This story was updated Feb. 20, 2018, at 10:44 p.m. with more information.
More than 2,100 TVA employees and contractors have started to install new equipment to boost the power output at the utility's oldest nuclear power plant by more than 14 percent.
Following a record-long 653-day run of power generation at the Browns Ferry Nuclear Power Plant, TVA idled the Unit 3 reactor at Browns Ferry over the holiday weekend and started Saturday to install equipment to add another 155 megawatts of generating power from the boiling water reactor.
Similar upgrades are planned on the two other units at Browns Ferry as part of a $475 million program to boost overall power by 465 megawatts by the spring of 2019.

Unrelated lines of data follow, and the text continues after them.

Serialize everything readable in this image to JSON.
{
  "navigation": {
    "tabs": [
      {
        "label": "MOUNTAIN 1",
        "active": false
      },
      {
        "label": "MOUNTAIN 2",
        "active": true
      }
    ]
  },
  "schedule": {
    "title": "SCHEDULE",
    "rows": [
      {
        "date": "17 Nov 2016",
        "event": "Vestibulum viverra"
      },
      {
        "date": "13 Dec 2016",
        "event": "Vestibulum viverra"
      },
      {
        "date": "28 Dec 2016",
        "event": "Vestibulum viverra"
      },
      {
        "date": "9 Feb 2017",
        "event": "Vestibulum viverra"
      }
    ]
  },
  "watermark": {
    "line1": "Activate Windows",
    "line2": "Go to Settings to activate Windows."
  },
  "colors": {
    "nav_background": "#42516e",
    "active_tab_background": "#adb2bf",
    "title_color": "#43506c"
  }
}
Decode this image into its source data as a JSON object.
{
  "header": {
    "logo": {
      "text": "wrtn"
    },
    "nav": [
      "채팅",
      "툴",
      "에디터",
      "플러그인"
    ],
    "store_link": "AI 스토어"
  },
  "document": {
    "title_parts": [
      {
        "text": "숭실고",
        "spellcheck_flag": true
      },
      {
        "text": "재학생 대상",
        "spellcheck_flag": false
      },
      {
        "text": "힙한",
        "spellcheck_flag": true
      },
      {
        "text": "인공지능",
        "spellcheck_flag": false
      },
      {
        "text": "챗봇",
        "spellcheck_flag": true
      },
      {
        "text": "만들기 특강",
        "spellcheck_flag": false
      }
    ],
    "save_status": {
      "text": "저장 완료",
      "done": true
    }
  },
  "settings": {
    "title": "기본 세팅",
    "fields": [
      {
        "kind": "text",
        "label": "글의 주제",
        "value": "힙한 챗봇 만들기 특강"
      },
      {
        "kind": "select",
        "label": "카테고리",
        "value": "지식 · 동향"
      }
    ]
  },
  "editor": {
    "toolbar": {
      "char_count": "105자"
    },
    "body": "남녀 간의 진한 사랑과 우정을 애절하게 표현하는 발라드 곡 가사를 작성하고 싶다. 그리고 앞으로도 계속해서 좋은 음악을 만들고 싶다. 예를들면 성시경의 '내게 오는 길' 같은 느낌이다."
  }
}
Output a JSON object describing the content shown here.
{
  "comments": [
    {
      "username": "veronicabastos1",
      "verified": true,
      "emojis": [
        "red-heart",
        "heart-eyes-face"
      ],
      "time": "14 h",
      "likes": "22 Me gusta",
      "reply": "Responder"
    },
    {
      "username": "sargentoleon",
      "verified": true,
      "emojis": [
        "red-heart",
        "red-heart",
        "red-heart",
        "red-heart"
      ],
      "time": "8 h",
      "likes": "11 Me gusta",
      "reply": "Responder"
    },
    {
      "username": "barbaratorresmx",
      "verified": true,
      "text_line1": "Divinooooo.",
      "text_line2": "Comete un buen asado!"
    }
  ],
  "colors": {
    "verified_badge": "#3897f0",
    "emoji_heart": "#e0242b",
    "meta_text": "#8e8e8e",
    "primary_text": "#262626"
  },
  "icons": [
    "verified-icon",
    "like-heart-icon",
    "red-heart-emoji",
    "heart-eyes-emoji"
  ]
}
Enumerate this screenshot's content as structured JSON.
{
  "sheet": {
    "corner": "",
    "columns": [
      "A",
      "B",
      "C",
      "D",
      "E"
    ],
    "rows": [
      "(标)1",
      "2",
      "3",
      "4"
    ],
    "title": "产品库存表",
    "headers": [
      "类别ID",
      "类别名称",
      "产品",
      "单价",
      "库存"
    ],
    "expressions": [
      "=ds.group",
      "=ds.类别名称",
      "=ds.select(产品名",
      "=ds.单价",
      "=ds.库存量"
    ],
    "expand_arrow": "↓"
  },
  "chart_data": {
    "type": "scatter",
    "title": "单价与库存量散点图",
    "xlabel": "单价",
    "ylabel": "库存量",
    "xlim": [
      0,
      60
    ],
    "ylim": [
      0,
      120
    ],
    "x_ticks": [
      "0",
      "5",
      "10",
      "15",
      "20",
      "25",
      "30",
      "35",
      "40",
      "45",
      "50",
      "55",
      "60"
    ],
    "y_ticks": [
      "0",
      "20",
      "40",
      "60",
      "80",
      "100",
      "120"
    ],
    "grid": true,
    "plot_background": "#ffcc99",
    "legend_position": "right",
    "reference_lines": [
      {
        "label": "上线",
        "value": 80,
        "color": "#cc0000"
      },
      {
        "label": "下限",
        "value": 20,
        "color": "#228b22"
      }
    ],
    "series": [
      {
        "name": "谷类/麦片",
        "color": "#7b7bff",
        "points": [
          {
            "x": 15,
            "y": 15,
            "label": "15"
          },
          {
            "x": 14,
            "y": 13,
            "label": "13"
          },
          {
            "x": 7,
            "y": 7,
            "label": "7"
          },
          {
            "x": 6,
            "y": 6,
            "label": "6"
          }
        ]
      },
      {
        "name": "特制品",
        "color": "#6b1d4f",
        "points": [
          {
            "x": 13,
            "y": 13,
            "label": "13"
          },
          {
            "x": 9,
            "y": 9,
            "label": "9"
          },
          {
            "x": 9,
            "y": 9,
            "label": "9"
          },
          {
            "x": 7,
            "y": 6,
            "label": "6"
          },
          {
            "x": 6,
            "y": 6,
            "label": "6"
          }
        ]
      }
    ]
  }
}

The extra power from the Extended Power Uprate, or EPU, is projected to produce enough additional electricity to power 280,000 more homes and will help TVA boost the share of power it gets from its nuclear power plants to 40 percent.
The power upgrade is far less costly than building new nuclear generation. TVA spent $4.7 billion to add a 1,200 megawatt Unit 2 reactor at Watts Bar in 2016 — or more than $3.9 million per installed megawatt — compared with only $1.02 million per megawatt for the upgraded Browns Ferry units. At Plant Vogtle in Georgia, the new AP1000 reactors are projected to cost more than $6.4 million per megawatt.
The upgrades at Browns Ferry are being done during scheduled refueling and maintenance outages. TVA spokesman Jim Hopson said that in addition to the traditional outage work of loading 344 new fuel assemblies, a final round of modifications will be installed that will boost the power generation on the Unit 3 reactor by this spring.
"Outages are always important because it's our opportunity to do the work necessary to safely and reliably generate electricity for the next two years," said Lang Hughes, Browns Ferry site vice president. "There is added importance to this and our next two outages because we will complete the remaining work needed to operate each unit at extended power uprate conditions to serve the energy needs of the Tennessee Valley."
More than 15,600 work activities are scheduled during this month's outage at Browns Ferry, including maintenance and upgrades of plant equipment, inspections and repairs on reactor components and installing modifications to improve safety margins.
The NRC has approved power uprates 163 times at U.S. commercial nuclear reactors, collectively adding an estimated 23,707 megawatts of generating capacity, according to figures compiled by the Nuclear Energy Institute, a trade group for the nuclear power industry. Equipment and technology advances have allowed reactors to be modified to generate more steam and to use what steam they do produce to more efficiently generate more electricity, NEI spokesman Matt Wald said.
In 2006, the NRC approved 20-year license extensions for all three reactors at Browns Ferry beyond the original 40-year life of the license.
Contact Dave Flessner at firstname.lastname@example.org or at 757-6340.